1915 – January 26

Arrived Serqueux about 11 p.m. nothing doing. Abbeville 4.10 a.m. cold, but fine night and blue sky, had some difficulty getting men off, the train daren’t wait long, and they sleep like corpses. Arrived Boulogne 7.30 a.m., snowing hard – I have a heap of officers and men as passengers and 25 trucks of ammunition and supplies. Had to stay all day in Boulogne at the Bassin Loubet, took a long walk out to the very end of the big breakwater, which is right out to sea. I saw the French passenger steamer which the German submarine torpedoed – sunk in harbour, but on sand and quite repairable. Saw the Channel boat leaving and it caused me no extra heart-beats because Daisie is this side of the Channel, and that’s all I care about. These trips are very expensive. I have to pay for any food and guests, meanwhile I pay for my food and lodging at Rouen all the time, for Daisie’s food and lodging at Havre (she certainly is not extravagant) for Leo at school, Galfrid at Ridley House – then interest on debts, premiums on policies – Thank goodness my pay just now is liberal enough to cover it all. The stores accumulated here at Boulogne, are enormous and if the Germans did push us back we should have to destroy them. Our Naval Victory yesterday sinking of the Blucher, was grand. I expect the Germans will try something tremendous to-morrow, because it is the Kaiser’s birthday. it may never snow enough to need them, but I see heaps of steam snow-ploughs and bob-sleighs – foresight.

1915 – January 25

I hear Kitchener has given an order that all wives are to leave France whether employed or not. Taking a train up the line to see how things are working. I took the busiest train of course. Ramassage [collection, or pick-up] B. left Rouen 7.45 p.m. Lt. Col. Carter R.A. and Lt. Col. Stewart R.A. (Ordnance) as passengers. I took the Prince de Mahé’s carriage and gave him a rest looking after my office.

1915 – January 23
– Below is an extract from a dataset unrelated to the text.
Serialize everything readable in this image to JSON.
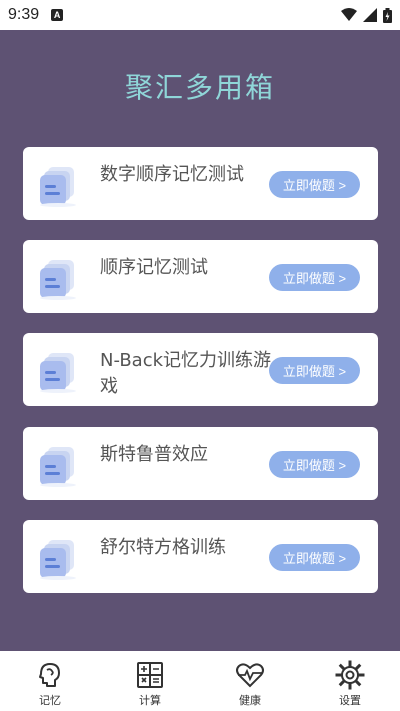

The family seemed so keen about the theatre that I am taking them both to-morrow to see L’Aigle. The War Office will not give me the number of men I want for my Corps d’Elite, the Train Conducting Officers – I want at least 40 more. The work is hard and after 5 months of it they are going sick one by one. Time bustles along anyway and some day the war will be a thing of the past. The Zeppelins were over England on Thursday and their efforts were quite futile. Trouble with the War Office they cannot understand who on earth T.C.O.’s are nor who on earth I, the O.C. T.C.O. [Officer Commanding, Train Conducting Officers] can be. I have been very cross about it, but now I see the War Office are right. I invented the whole thing and my own importance, and step by step have had myself recognised – it now remains to make the War Office understand the importance of myself and my Corps d’Elite. In the first place we were “Interpreters”, then we were put on supply trains and called Railway Conductor Officers, I did not like this stupid term and moreover the abbreviation R.C.O. was too much like R.T.O., Railway Transport Officer, so in all correspondence I invented the good term T.C.O. which gradually became known and adopted out here, then I got our badge made T.C.O.  which fixed it and then, being in charge of all these officers, I called myself O.C., T.C.O. and there you are, but no wonder the War Office wonder who on earth we are. I think the Director of Railways ought to regularize us by explaining to the W.O. However I am pleased and feel important, I shall feel more so when I get the War Office recognition. Our sphere is humble, but it is something new in Military Organisation in the world’s greatest War.